French Open: Third round (lost to Sofia Kenin).
Wimbledon: Runner-up (lost to Simona Halep in the final).
US Open: Runner-up (lost to Bianca Andreescu in the final).

Titles won in 2019: None.
Title won in 2020: Auckland.

After four near-misses in the past two years, could this finally be the time in which Serena Williams finally equals Margaret Court’s record of 24 Grand Slam singles titles?

The American has been solid in her return to the tennis circuit after giving birth to her daughter in September 2017, but until last week’s victory at the ASB Classic in Auckland had not been able to get her hands on any silverware.

In the intervention, she has finished runner-up twice at Wimbledon and the US Open, losing to Angelique Kerber and Simona Halep at the former event in 2018 and 2019 respectively, and finishing second-best to Naomi Osaka and Bianca Andreescu in New York in those years.

In addition, she also blew a couple of match points in her quarter-final loss to Karolina Pliskova here, while she was forced to retire in the final of the Rogers Cup against Bianca Andreescu due to injury.

The American has been handed a manageable draw in which she will not have to face a seed until at least the third round, where China’s Qiang Wang, the same player she breadsticked at the US Open last September, could await.

Former Australian Open semi-finalist Johanna Konta is expected to loom in the round of 16; it was the Sydney-born Brit who handed the 38-year-old her worst career defeat at San Jose in 2018, winning just one game in a 6-1, 6-0 defeat.


Beyond that, a potential quarter-final clash against her US Open nemesis Naomi Osaka could eventuate, while the stakes will be high should the American advance to a semi-final against local favourite Ashleigh Barty thereafter.

Second seed Karolina Pliskova or reigning Wimbledon champion Simona Halep could then await the American in the championship match, should she get that far.
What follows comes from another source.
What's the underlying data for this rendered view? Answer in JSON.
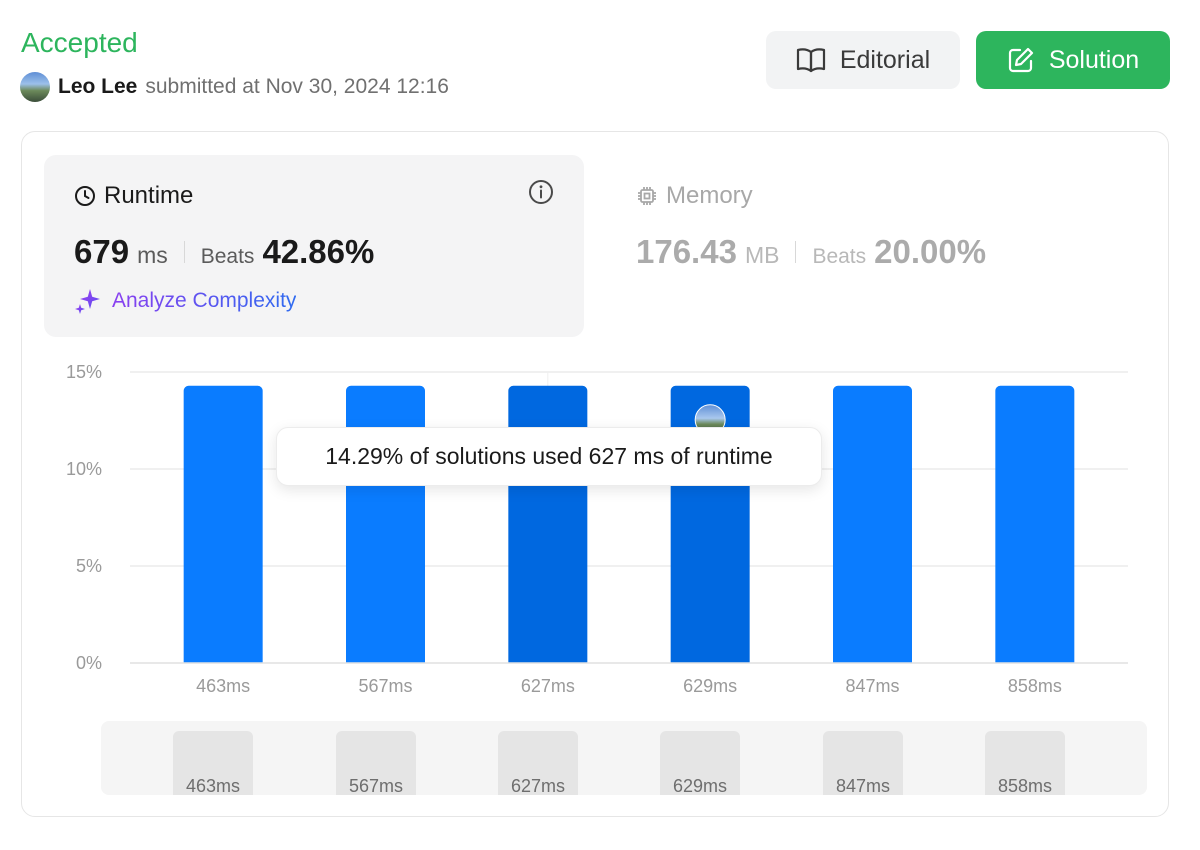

Here is the list of opponents Serena Williams may have to beat to win an eighth Australian Open title:

Round 1: Anastasia Potapova (RUS)
Round 2: Tamara Zidansek (SLO)
Round 3: [27] Qiang Wang (CHN)
Round 4: [12] Johanna Konta (GBR)
Quarter-final: [3] Naomi Osaka (JPN)
Semi-final: [1] Ashleigh Barty (AUS)
Final: [2] Karolina Pliskova (CZE)

Prediction: champion.

Also watch out for: Simona Halep, Elina Svitolina, Petra Kvitova.


Notable absentees: Bianca Andreescu, Victoria Azarenka.

Other: This will be Caroline Wozniacki’s final tournament before she retires from professional tennis at the end of this month. She is unseeded and will face Kristie Ahn in the first round.

The Australian Open gets underway this Monday, with the women’s top half (led by Ashleigh Barty and Serena Williams) and the men’s bottom half (Novak Djokovic and Roger Federer) in action.

The women’s bottom half (Karolina Pliskova and Simona Halep) and men’s top half (Rafael Nadal and Dominic Thiem) matches will start on Tuesday.